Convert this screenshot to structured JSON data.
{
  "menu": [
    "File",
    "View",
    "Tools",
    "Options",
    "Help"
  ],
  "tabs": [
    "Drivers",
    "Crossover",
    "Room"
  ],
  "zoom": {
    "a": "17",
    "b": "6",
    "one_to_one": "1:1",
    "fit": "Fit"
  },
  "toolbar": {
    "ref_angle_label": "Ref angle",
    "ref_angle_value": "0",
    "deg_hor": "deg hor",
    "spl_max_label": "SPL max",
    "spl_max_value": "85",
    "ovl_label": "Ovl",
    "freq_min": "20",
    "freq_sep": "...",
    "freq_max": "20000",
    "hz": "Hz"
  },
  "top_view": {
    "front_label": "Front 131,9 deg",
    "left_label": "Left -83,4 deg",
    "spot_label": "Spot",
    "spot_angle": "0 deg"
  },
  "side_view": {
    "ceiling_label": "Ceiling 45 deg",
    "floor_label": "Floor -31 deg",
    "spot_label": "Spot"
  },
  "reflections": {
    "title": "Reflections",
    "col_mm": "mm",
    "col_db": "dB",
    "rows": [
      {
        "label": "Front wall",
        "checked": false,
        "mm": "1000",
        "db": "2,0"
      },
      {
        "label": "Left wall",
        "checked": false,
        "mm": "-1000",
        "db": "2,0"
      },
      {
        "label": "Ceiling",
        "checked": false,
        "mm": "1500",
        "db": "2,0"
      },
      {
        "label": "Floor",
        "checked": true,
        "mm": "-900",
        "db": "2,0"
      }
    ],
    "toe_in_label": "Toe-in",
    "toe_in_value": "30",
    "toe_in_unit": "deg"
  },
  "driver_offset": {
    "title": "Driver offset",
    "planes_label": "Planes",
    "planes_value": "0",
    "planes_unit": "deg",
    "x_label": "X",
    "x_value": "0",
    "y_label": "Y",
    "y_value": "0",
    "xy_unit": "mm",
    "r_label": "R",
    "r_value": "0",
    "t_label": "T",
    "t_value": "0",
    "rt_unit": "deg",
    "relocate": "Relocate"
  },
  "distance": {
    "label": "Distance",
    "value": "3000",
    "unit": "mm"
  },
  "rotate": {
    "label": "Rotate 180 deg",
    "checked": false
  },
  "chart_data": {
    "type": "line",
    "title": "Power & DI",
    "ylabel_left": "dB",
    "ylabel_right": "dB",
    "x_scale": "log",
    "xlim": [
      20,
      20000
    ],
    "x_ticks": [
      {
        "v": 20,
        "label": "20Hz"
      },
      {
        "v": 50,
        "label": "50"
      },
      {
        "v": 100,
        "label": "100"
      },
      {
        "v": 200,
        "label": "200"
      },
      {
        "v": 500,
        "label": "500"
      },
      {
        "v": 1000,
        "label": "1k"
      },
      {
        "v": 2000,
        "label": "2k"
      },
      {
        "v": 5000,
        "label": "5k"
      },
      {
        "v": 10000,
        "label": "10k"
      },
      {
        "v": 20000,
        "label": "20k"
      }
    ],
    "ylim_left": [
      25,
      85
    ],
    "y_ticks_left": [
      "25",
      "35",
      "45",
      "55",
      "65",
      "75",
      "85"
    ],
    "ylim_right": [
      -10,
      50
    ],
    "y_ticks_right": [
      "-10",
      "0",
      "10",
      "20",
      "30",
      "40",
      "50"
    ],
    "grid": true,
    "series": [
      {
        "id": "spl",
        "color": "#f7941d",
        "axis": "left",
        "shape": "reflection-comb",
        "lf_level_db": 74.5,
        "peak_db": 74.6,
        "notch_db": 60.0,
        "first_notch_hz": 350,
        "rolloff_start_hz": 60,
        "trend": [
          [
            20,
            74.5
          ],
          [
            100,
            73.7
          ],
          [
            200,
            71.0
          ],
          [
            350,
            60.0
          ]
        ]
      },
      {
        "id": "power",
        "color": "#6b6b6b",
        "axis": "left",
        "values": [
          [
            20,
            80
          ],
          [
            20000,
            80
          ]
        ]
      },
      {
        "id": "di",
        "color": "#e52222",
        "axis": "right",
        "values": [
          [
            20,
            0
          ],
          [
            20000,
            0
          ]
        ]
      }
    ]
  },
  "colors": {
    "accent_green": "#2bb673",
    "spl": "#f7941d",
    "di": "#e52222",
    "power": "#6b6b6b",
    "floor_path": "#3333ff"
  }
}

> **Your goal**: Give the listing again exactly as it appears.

> **Response area**:
Convert this screenshot to structured JSON data.
{
  "menu": [
    "File",
    "View",
    "Tools",
    "Options",
    "Help"
  ],
  "tabs": [
    "Drivers",
    "Crossover",
    "Room"
  ],
  "zoom": {
    "a": "17",
    "b": "6",
    "one_to_one": "1:1",
    "fit": "Fit"
  },
  "toolbar": {
    "ref_angle_label": "Ref angle",
    "ref_angle_value": "0",
    "deg_hor": "deg hor",
    "spl_max_label": "SPL max",
    "spl_max_value": "85",
    "ovl_label": "Ovl",
    "freq_min": "20",
    "freq_sep": "...",
    "freq_max": "20000",
    "hz": "Hz"
  },
  "top_view": {
    "front_label": "Front 131,9 deg",
    "left_label": "Left -83,4 deg",
    "spot_label": "Spot",
    "spot_angle": "0 deg"
  },
  "side_view": {
    "ceiling_label": "Ceiling 45 deg",
    "floor_label": "Floor -31 deg",
    "spot_label": "Spot"
  },
  "reflections": {
    "title": "Reflections",
    "col_mm": "mm",
    "col_db": "dB",
    "rows": [
      {
        "label": "Front wall",
        "checked": false,
        "mm": "1000",
        "db": "2,0"
      },
      {
        "label": "Left wall",
        "checked": false,
        "mm": "-1000",
        "db": "2,0"
      },
      {
        "label": "Ceiling",
        "checked": false,
        "mm": "1500",
        "db": "2,0"
      },
      {
        "label": "Floor",
        "checked": true,
        "mm": "-900",
        "db": "2,0"
      }
    ],
    "toe_in_label": "Toe-in",
    "toe_in_value": "30",
    "toe_in_unit": "deg"
  },
  "driver_offset": {
    "title": "Driver offset",
    "planes_label": "Planes",
    "planes_value": "0",
    "planes_unit": "deg",
    "x_label": "X",
    "x_value": "0",
    "y_label": "Y",
    "y_value": "0",
    "xy_unit": "mm",
    "r_label": "R",
    "r_value": "0",
    "t_label": "T",
    "t_value": "0",
    "rt_unit": "deg",
    "relocate": "Relocate"
  },
  "distance": {
    "label": "Distance",
    "value": "3000",
    "unit": "mm"
  },
  "rotate": {
    "label": "Rotate 180 deg",
    "checked": false
  },
  "chart_data": {
    "type": "line",
    "title": "Power & DI",
    "ylabel_left": "dB",
    "ylabel_right": "dB",
    "x_scale": "log",
    "xlim": [
      20,
      20000
    ],
    "x_ticks": [
      {
        "v": 20,
        "label": "20Hz"
      },
      {
        "v": 50,
        "label": "50"
      },
      {
        "v": 100,
        "label": "100"
      },
      {
        "v": 200,
        "label": "200"
      },
      {
        "v": 500,
        "label": "500"
      },
      {
        "v": 1000,
        "label": "1k"
      },
      {
        "v": 2000,
        "label": "2k"
      },
      {
        "v": 5000,
        "label": "5k"
      },
      {
        "v": 10000,
        "label": "10k"
      },
      {
        "v": 20000,
        "label": "20k"
      }
    ],
    "ylim_left": [
      25,
      85
    ],
    "y_ticks_left": [
      "25",
      "35",
      "45",
      "55",
      "65",
      "75",
      "85"
    ],
    "ylim_right": [
      -10,
      50
    ],
    "y_ticks_right": [
      "-10",
      "0",
      "10",
      "20",
      "30",
      "40",
      "50"
    ],
    "grid": true,
    "series": [
      {
        "id": "spl",
        "color": "#f7941d",
        "axis": "left",
        "shape": "reflection-comb",
        "lf_level_db": 74.5,
        "peak_db": 74.6,
        "notch_db": 60.0,
        "first_notch_hz": 350,
        "rolloff_start_hz": 60,
        "trend": [
          [
            20,
            74.5
          ],
          [
            100,
            73.7
          ],
          [
            200,
            71.0
          ],
          [
            350,
            60.0
          ]
        ]
      },
      {
        "id": "power",
        "color": "#6b6b6b",
        "axis": "left",
        "values": [
          [
            20,
            80
          ],
          [
            20000,
            80
          ]
        ]
      },
      {
        "id": "di",
        "color": "#e52222",
        "axis": "right",
        "values": [
          [
            20,
            0
          ],
          [
            20000,
            0
          ]
        ]
      }
    ]
  },
  "colors": {
    "accent_green": "#2bb673",
    "spl": "#f7941d",
    "di": "#e52222",
    "power": "#6b6b6b",
    "floor_path": "#3333ff"
  }
}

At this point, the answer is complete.